Opening the Gate

The Golden Gate Bridge opened on this day in 1937. If the 4,200-foot span across San Francisco Bay is indeed “the most photographed bridge in the world” (Frommer’s travel guide), perhaps its allure can be explained by the following passage from Kevin Starr’s recent Golden Gate: The Life and Times of America’s Greatest Bridge:

Triumphantly, the Golden Gate Bridge linked the urbanism of San Francisco with the unspoiled headlands of Marin as if to suggest the paradox of California/America itself: a gift of nature, a continent that F. Scott Fitzgerald described as the last place commensurate with the human capacity for wonder, a sacred text, a revelation of the Divine Mind, as far as the Anglo-American Protestant imagination was concerned — yet a place as well to be reshaped into cities, with canals, roadways, railways, highways, aqueducts, bridges, and all those other entities required by urban civilization. Yet the Bridge did not destroy its site; rather, it enhanced it, as the Parthenon enhances the hill upon which it stands. The Golden Gate Bridge announced to the world something important about the American imagination and the American stewardship of the continent, taken at its best.

John Bateson’s The Final Leap explores the dark side of the bridge’s history, its reputation as the top suicide spot on earth. Bateson puts a human face on many of the 1,500 suicides, beginning with Harold Wobber, a WWI veteran who was the first to jump, three months after the bridge opened. Bateson notes that Wobber fit the profile for the majority of those who would later take their lives (and the very few who would survive the jump): he was white (80%), male (74%), in his forties (average age forty-one), and single (56%).

Wobber’s death began the still-continuing debate over how to add some sort of suicide barrier to the bridge. A former director of a suicide prevention center in the Bay area, Bateson has little tolerance for those who so prize the Golden Gate’s original design that they are unwilling to address its fatal flaw:

Some researchers believe that suicidal behavior is linked to physiological or genetic factors, but so far this has not been proven conclusively. What has been proven is that most people fixate on one means of death. Eliminate access to that means — whether it’s a safety lock on firearms, a blister tab on medications, or a barrier on a bridge — and suicides are reduced.

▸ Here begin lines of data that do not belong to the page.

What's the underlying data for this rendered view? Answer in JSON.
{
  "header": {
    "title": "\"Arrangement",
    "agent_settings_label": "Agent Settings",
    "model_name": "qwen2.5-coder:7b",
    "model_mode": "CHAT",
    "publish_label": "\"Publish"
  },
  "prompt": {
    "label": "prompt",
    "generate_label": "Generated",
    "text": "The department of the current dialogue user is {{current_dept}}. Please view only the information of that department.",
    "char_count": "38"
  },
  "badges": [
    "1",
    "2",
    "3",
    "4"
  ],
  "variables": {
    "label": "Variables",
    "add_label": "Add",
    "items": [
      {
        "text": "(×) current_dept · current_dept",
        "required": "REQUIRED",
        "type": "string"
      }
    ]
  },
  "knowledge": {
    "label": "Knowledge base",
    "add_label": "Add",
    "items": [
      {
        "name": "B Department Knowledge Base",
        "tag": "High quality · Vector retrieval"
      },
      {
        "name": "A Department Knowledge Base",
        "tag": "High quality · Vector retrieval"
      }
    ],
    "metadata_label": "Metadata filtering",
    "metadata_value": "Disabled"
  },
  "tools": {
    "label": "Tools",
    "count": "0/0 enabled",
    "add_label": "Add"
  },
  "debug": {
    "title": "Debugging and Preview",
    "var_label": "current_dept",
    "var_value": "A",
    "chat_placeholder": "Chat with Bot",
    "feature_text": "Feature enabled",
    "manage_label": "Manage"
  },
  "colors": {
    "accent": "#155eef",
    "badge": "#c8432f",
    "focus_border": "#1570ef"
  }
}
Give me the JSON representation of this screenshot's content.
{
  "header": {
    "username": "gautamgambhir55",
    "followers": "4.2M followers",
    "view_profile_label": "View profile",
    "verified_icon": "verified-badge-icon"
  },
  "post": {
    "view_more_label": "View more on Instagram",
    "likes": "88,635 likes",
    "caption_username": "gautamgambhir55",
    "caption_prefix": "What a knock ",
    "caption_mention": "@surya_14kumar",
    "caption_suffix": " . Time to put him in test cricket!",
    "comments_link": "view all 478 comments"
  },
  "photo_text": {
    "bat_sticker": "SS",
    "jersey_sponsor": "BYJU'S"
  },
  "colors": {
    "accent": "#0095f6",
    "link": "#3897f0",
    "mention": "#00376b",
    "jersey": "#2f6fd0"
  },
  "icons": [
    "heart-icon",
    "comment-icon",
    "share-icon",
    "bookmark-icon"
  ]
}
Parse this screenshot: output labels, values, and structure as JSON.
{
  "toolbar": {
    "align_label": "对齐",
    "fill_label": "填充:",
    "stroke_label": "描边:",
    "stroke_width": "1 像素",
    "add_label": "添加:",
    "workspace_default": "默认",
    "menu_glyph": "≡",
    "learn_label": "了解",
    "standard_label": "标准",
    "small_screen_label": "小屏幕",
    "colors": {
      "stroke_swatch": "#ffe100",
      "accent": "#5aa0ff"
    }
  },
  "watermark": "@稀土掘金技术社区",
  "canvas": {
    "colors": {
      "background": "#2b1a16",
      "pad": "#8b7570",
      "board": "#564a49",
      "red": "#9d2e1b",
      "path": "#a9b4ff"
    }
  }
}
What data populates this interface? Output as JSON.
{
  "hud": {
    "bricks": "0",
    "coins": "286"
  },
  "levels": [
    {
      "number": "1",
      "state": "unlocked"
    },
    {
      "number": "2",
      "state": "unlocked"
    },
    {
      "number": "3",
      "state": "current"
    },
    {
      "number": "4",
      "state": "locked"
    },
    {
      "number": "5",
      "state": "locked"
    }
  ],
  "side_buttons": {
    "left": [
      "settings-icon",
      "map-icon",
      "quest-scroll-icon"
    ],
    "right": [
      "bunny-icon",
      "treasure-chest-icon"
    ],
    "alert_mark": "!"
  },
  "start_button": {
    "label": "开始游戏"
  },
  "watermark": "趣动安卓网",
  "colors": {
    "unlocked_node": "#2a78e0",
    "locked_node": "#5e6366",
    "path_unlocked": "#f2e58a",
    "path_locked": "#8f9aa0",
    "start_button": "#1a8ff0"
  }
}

Daybook is contributed by Steve King, who teaches in the English Department of Memorial University in St. John’s, Newfoundland. His literary daybook began as a radio series syndicated nationally in Canada. He can be found online at